What is Hepatitis B? Hepatitis B Causes, Symptoms & Treatment
Hepatitis B is an infectious disease caused by the hepatitis B virus (HBV) which affects the liver. It can cause both acute and chronic infections. Many people have no symptoms during the initial infection. Some develop a rapid onset of sickness with vomiting, yellow skin, feeling tired, dark urine and abdominal pain. Often these symptoms last a few weeks and rarely does the initial infection result in death. It may take 30 to 180 days for symptoms to begin. In those who get infected around the time of birth 90% develop chronic hepatitis B while less than 10% of those infected after the age of five do. Most of those with chronic disease have no symptoms; however, cirrhosis and liver cancer may eventually develop. These complications results in the death of 15 to 25% of those with chronic disease.
You can have hepatitis B and not know it. You may not have symptoms. If you do, they can make you feel like you have the flu. But as long as you have the virus, you can spread it to others.
It’s caused by the hepatitis B virus. It is spread through contact with the blood and body fluids of an infected person.
Hepatitis B: Transmission
Transmission of hepatitis B virus results from exposure to infectious blood or body fluids containing blood. Possible mode of transmission.
- Have sex with an infected person without using a condom.
- Share needles (used for injecting drugs) with an infected person.
- Get a tattoo or piercing with tools that weren’t sterilized.
- Share personal items like razors or toothbrushes with an infected person.
- A mother who has the virus can pass it to her baby during delivery.
Medical experts recommend that all pregnant women get tested for hepatitis B. If you have the virus, your baby can get shots to help prevent infection with the virus.
Note: You cannot get hepatitis B from casual contact such as hugging, kissing, sneezing, coughing, or sharing food or drinks.
Prevention From Transmission Of Hepatitis B
- Use a condom when you have sex.
- Don’t share needles.
- Wear latex or plastic gloves if you have to touch blood.
- Don’t share toothbrushes or razors.
- Don’t get a tattoo, or make sure that the needles used have been cleaned properly and are sterile.
Hepatitis B: Symptoms
- Feeling very tired.
- Mild fever.
- Not wanting to eat.

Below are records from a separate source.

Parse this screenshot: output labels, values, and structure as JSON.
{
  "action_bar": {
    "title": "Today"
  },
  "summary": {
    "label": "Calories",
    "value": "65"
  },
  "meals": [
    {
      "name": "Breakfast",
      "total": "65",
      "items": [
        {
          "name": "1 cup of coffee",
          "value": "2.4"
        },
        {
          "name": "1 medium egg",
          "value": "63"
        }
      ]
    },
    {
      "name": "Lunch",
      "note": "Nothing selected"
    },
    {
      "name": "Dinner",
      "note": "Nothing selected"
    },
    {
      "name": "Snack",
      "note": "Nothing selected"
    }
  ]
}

- Feeling sick to your stomach or vomiting.
- Belly pain.
- Diarrhea or constipation.
- Muscle aches and joint pain.
- Yellowish eyes and skin (jaundice). Jaundice usually appears only after other symptoms have started to go away.
Note: Many people with hepatitis B don’t know they have it, because they don’t have symptoms. If you do have symptoms, you may just feel like you have the flu.

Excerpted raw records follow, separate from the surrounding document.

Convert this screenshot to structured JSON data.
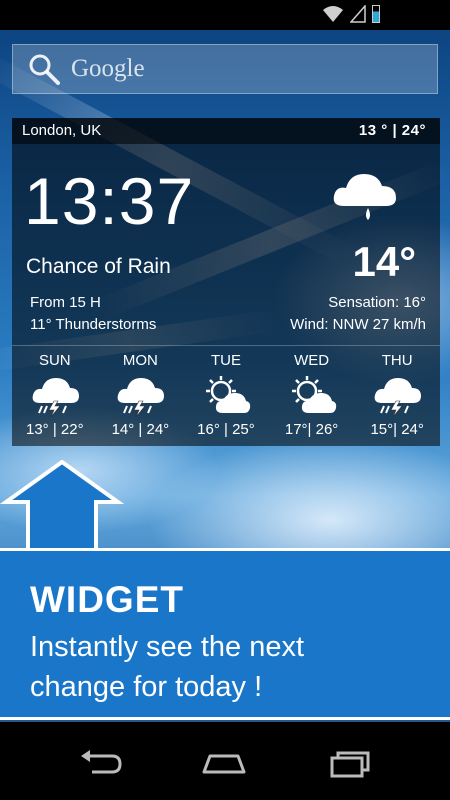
{
  "search": {
    "placeholder": "Google",
    "icon": "search-icon"
  },
  "widget": {
    "location": "London, UK",
    "range": "13 ° |  24°",
    "time": "13:37",
    "condition": "Chance of Rain",
    "from": "From 15 H",
    "storms": "11° Thunderstorms",
    "current_icon": "rain-cloud-icon",
    "temperature": "14°",
    "sensation": "Sensation: 16°",
    "wind": "Wind: NNW 27 km/h",
    "forecast": [
      {
        "day": "SUN",
        "icon": "thunderstorm-icon",
        "temps": "13° | 22°"
      },
      {
        "day": "MON",
        "icon": "thunderstorm-icon",
        "temps": "14° | 24°"
      },
      {
        "day": "TUE",
        "icon": "partly-cloudy-icon",
        "temps": "16° | 25°"
      },
      {
        "day": "WED",
        "icon": "partly-cloudy-icon",
        "temps": "17°| 26°"
      },
      {
        "day": "THU",
        "icon": "thunderstorm-icon",
        "temps": "15°| 24°"
      }
    ]
  },
  "banner": {
    "title": "WIDGET",
    "line1": "Instantly see the next",
    "line2": "change for today !",
    "color": "#1976c8"
  },
  "nav": {
    "back_icon": "back-icon",
    "home_icon": "home-icon",
    "recents_icon": "recents-icon"
  }
}
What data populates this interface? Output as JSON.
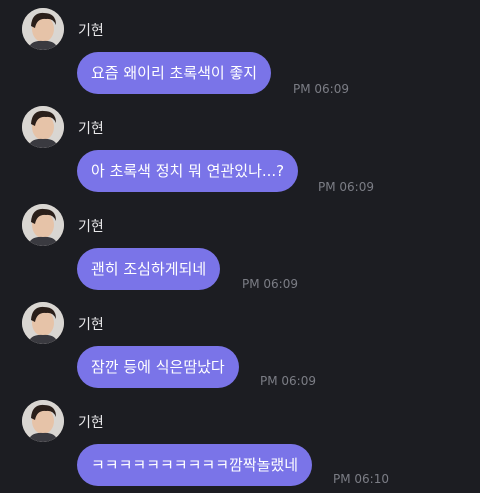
{
  "sender": {
    "name": "기현",
    "avatar_icon": "profile-photo"
  },
  "messages": [
    {
      "text": "요즘 왜이리 초록색이 좋지",
      "time": "PM 06:09"
    },
    {
      "text": "아 초록색 정치 뭐 연관있나...?",
      "time": "PM 06:09"
    },
    {
      "text": "괜히 조심하게되네",
      "time": "PM 06:09"
    },
    {
      "text": "잠깐 등에 식은땀났다",
      "time": "PM 06:09"
    },
    {
      "text": "ㅋㅋㅋㅋㅋㅋㅋㅋㅋㅋ깜짝놀랬네",
      "time": "PM 06:10"
    }
  ],
  "colors": {
    "background": "#1c1d22",
    "bubble": "#7a74e8",
    "bubble_text": "#ffffff",
    "name_text": "#e8e8ea",
    "time_text": "#7b7d85"
  }
}
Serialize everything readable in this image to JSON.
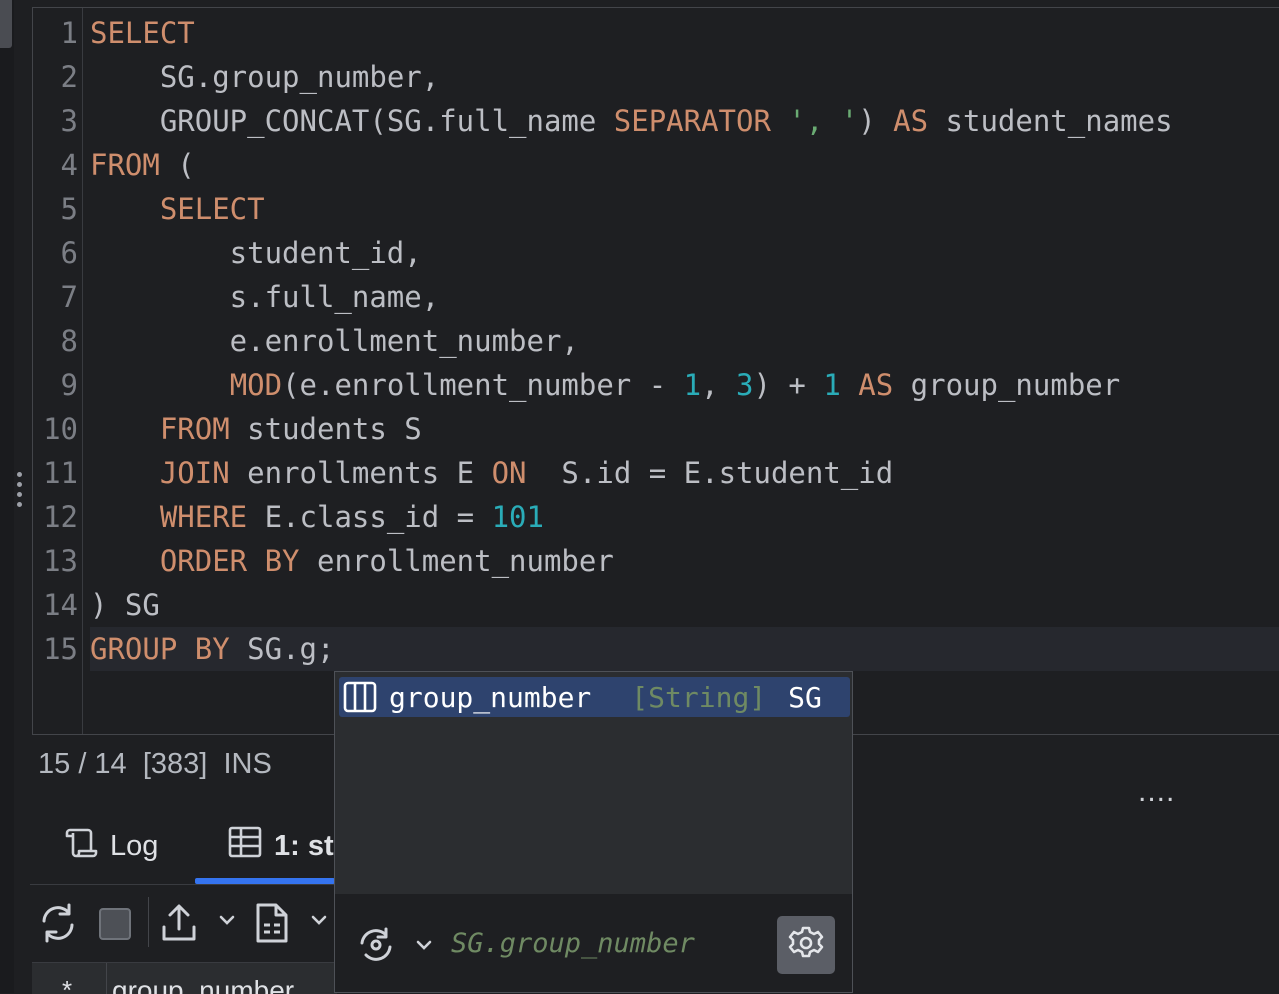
{
  "editor": {
    "line_numbers": [
      "1",
      "2",
      "3",
      "4",
      "5",
      "6",
      "7",
      "8",
      "9",
      "10",
      "11",
      "12",
      "13",
      "14",
      "15"
    ],
    "tokens": {
      "l1_select": "SELECT",
      "l2_indent": "    ",
      "l2_text": "SG.group_number,",
      "l3_indent": "    ",
      "l3_fn": "GROUP_CONCAT",
      "l3_open": "(SG.full_name ",
      "l3_sep": "SEPARATOR",
      "l3_space": " ",
      "l3_str": "', '",
      "l3_close": ") ",
      "l3_as": "AS",
      "l3_alias": " student_names",
      "l4_from": "FROM",
      "l4_rest": " (",
      "l5_indent": "    ",
      "l5_select": "SELECT",
      "l6_text": "        student_id,",
      "l7_text": "        s.full_name,",
      "l8_text": "        e.enrollment_number,",
      "l9_indent": "        ",
      "l9_fn": "MOD",
      "l9_a": "(e.enrollment_number - ",
      "l9_n1": "1",
      "l9_b": ", ",
      "l9_n2": "3",
      "l9_c": ") + ",
      "l9_n3": "1",
      "l9_d": " ",
      "l9_as": "AS",
      "l9_alias": " group_number",
      "l10_indent": "    ",
      "l10_from": "FROM",
      "l10_rest": " students S",
      "l11_indent": "    ",
      "l11_join": "JOIN",
      "l11_mid": " enrollments E ",
      "l11_on": "ON",
      "l11_rest": "  S.id = E.student_id",
      "l12_indent": "    ",
      "l12_where": "WHERE",
      "l12_mid": " E.class_id = ",
      "l12_num": "101",
      "l13_indent": "    ",
      "l13_order": "ORDER BY",
      "l13_rest": " enrollment_number",
      "l14_text": ") SG",
      "l15_group": "GROUP BY",
      "l15_rest": " SG.g;"
    }
  },
  "status": {
    "position": "15 / 14",
    "chars": "[383]",
    "mode": "INS"
  },
  "more_label": "....",
  "tabs": [
    {
      "label": "Log",
      "icon": "scroll-icon"
    },
    {
      "label": "1: st",
      "icon": "table-grid-icon"
    }
  ],
  "grid": {
    "star": "*",
    "column": "group_number"
  },
  "completion": {
    "item": {
      "icon": "column-icon",
      "name": "group_number",
      "type": "[String]",
      "source": "SG"
    },
    "preview": "SG.group_number"
  },
  "colors": {
    "keyword": "#cf8e6d",
    "number": "#2aacb8",
    "string": "#6aab73",
    "selection": "#2e436e",
    "accent": "#3574f0"
  }
}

Treatment: Hepatitis B
Acute hepatitis B infection does not usually require treatment and most adults clear the infection spontaneously. Early antiviral treatment may be required in fewer than 1% of people, whose infection takes a very aggressive course (fulminant hepatitis) or who are immunocompromised. On the other hand, treatment of chronic infection may be necessary to reduce the risk of cirrhosis and liver cancer. Chronically infected individuals with persistently elevated serum alanine aminotransferase, a marker of liver damage, and HBV DNA levels are candidates for therapy. Treatment lasts from six months to a year, depending on medication and genotype.

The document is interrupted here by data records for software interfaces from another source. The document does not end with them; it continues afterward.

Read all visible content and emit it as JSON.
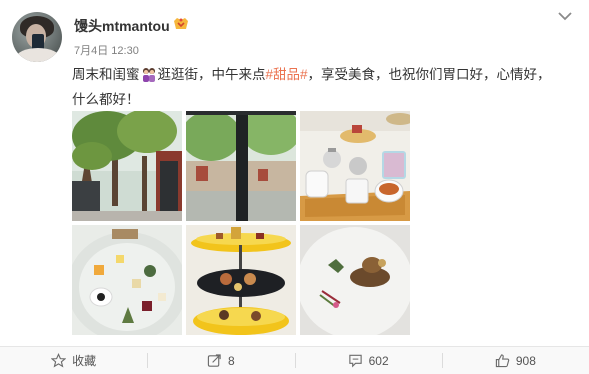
{
  "post": {
    "username": "馒头mtmantou",
    "timestamp": "7月4日 12:30",
    "text_line1_before": "周末和闺蜜",
    "text_line1_middle": "逛逛街，中午来点",
    "hashtag": "#甜品#",
    "text_line1_after": "，享受美食，也祝你们胃口好，心情好，",
    "text_line2": "什么都好！",
    "emoji": "two-women-emoji",
    "badge_icon": "vip-badge-icon",
    "photos": [
      {
        "name": "photo-trees-courtyard"
      },
      {
        "name": "photo-window-trees"
      },
      {
        "name": "photo-tea-set"
      },
      {
        "name": "photo-plated-dessert"
      },
      {
        "name": "photo-dessert-tower"
      },
      {
        "name": "photo-plated-dish"
      }
    ]
  },
  "actions": {
    "favorite_label": "收藏",
    "repost_count": "8",
    "comment_count": "602",
    "like_count": "908"
  },
  "colors": {
    "hashtag": "#eb7350",
    "action_bar": "#f9f9f9",
    "text": "#333333",
    "meta": "#808080"
  }
}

Vaccines for the prevention of hepatitis B have been routinely recommended for infants since 1991 in the United States. Most vaccines are given in three doses over a course of months. A protective response to the vaccine is defined as an anti-HBs antibody concentration of at least 10 mIU/ml in the recipient’s serum. The vaccine is more effective in children and 95 percent of those vaccinated have protective levels of antibody. This drops to around 90% at 40 years of age and to around 75 percent in those over 60 years. The protection afforded by vaccination is long lasting even after antibody levels fall below 10 mIU/ml. Vaccination at birth is recommended for all infants of HBV infected mothers. A combination of hepatitis B immune globulin and an accelerated course of HBV vaccine prevents HBV transmission around the time of birth in 86% to 99% of cases.